The African violet plant can develop spots on its leaves from being misted or splashed with water. The African violet’s fuzzy leaves can trap moisture causing fungal or bacterial leaf spot to form. To avoid this, always water your African violet at the soil level by carefully lifting the leaves or with the bottom-watering method, never on the leaves or the center of the plant. If you need to provide extra humidity do so by placing it over a pebble tray or putting a humidifier nearby instead of misting.
If the spots on your African violet are white and powdery looking, this could be a fungal disease called powdery mildew. Powdery mildew could have formed because the plant lacks air circulation in a hot and humid environment. When combined with a lack of light, these conditions create the perfect environment for powdery mildew to grow.
To help the plant, prune off the dead stems and leaves and isolate them from other plants since fungal issues can spread quickly between plants. Place the plant somewhere with more air movement and more light, and treat the plant with a copper fungicide. If not caught in time, powdery mildew is sometimes fatal to African violets and other indoor plants.
Overwatering an African violet can also cause spots to appear on the leaves. Too much moisture in the soil of a houseplant can sometimes cause edema. Edema shows up as spots most often on the underside of the leaves, but occasionally on the top. These spots have a reddish coloration and will luckily not spread once watering is corrected. Eventually, this dead plant tissue will fall away, or you can trim using sharp, clean pruning scissors.
Water when the soil volume is 25% dry. This plant likes to be kept moist, but does not like to sit in soggy soil. Avoid getting the leaves wet, and the bottom-watering method is recommended. Place your plant in a sink filled with 2-4″ of water. Leave the plant to soak for up to 45 minutes. Test the top of the soil for moisture. If it still feels dry water a little from the top. When your plant’s soil is evenly damp, drain the sink/tub and allow the plant to rest while it drains thoroughly.

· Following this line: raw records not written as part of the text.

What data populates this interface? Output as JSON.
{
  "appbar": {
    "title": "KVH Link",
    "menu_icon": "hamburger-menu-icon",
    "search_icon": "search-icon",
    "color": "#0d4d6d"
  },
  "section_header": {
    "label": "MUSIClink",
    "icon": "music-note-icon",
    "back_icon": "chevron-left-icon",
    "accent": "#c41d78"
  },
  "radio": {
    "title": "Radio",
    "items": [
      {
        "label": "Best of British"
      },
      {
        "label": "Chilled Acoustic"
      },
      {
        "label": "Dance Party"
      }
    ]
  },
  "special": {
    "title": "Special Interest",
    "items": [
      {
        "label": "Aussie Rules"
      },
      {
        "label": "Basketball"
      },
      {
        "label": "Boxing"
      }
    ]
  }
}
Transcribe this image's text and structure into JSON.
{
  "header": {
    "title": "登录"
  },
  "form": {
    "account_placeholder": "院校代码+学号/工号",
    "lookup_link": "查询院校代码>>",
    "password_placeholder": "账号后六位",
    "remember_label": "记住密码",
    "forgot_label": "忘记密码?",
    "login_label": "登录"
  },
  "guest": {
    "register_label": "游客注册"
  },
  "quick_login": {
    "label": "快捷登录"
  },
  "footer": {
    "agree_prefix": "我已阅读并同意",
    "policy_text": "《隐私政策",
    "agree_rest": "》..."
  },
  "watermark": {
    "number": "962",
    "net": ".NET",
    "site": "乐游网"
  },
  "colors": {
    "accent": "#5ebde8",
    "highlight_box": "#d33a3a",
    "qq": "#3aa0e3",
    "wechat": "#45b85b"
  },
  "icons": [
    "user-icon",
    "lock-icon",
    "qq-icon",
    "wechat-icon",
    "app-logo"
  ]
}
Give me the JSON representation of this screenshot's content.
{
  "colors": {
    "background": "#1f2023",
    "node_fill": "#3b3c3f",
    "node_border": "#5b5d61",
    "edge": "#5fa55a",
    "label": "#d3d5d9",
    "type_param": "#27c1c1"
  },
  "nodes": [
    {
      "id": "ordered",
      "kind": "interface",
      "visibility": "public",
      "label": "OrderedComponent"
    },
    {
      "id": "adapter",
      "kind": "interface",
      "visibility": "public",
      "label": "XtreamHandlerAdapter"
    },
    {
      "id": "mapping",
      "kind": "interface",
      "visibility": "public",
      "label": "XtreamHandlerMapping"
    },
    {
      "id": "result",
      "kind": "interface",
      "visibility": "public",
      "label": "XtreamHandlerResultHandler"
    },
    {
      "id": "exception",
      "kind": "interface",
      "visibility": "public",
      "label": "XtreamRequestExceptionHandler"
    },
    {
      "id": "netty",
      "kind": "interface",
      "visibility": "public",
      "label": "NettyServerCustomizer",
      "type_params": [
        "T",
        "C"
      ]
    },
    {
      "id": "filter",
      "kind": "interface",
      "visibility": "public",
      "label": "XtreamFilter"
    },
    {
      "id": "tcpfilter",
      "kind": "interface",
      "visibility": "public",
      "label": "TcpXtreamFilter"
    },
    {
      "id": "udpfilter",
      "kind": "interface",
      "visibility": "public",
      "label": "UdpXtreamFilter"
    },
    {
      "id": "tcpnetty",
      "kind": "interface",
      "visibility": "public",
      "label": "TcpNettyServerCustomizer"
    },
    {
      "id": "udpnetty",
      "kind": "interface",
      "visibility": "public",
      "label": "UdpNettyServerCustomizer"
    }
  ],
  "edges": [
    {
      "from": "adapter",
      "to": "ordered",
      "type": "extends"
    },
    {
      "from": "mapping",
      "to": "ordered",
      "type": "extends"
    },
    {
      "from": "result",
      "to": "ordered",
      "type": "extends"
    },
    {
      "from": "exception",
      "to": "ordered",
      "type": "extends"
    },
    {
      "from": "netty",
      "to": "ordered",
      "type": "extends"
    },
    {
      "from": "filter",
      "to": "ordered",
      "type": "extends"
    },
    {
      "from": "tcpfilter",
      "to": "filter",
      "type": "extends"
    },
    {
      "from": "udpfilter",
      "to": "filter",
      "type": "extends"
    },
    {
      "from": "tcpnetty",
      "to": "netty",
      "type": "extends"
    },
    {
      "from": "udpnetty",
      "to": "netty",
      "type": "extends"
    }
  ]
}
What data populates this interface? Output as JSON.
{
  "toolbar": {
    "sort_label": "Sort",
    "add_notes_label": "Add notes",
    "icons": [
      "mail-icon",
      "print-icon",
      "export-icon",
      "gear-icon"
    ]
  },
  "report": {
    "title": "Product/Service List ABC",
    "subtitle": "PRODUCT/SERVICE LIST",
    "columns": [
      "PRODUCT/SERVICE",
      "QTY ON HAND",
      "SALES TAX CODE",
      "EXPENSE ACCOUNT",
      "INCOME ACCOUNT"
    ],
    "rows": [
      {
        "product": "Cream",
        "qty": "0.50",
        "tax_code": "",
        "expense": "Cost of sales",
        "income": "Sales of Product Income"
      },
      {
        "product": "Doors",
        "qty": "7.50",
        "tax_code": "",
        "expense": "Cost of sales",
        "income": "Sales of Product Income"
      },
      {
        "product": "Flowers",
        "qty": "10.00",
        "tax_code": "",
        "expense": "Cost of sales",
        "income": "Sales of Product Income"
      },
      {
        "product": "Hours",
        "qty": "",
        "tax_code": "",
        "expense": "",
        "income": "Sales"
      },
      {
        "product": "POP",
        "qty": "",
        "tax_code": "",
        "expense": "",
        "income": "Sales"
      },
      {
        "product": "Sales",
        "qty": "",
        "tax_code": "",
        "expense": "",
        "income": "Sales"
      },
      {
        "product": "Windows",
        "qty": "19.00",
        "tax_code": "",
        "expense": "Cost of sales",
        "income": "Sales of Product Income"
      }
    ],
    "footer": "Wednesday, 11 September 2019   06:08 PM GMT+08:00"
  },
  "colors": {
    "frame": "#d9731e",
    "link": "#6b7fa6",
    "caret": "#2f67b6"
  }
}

If your plant has been exposed to temperatures below 55°F, it can cause damage. On the other hand, exposure to direct sun can also cause spots. Be sure to keep the plant’s leaves from pressing up against window panes, which can become hotter or colder than the indoor air.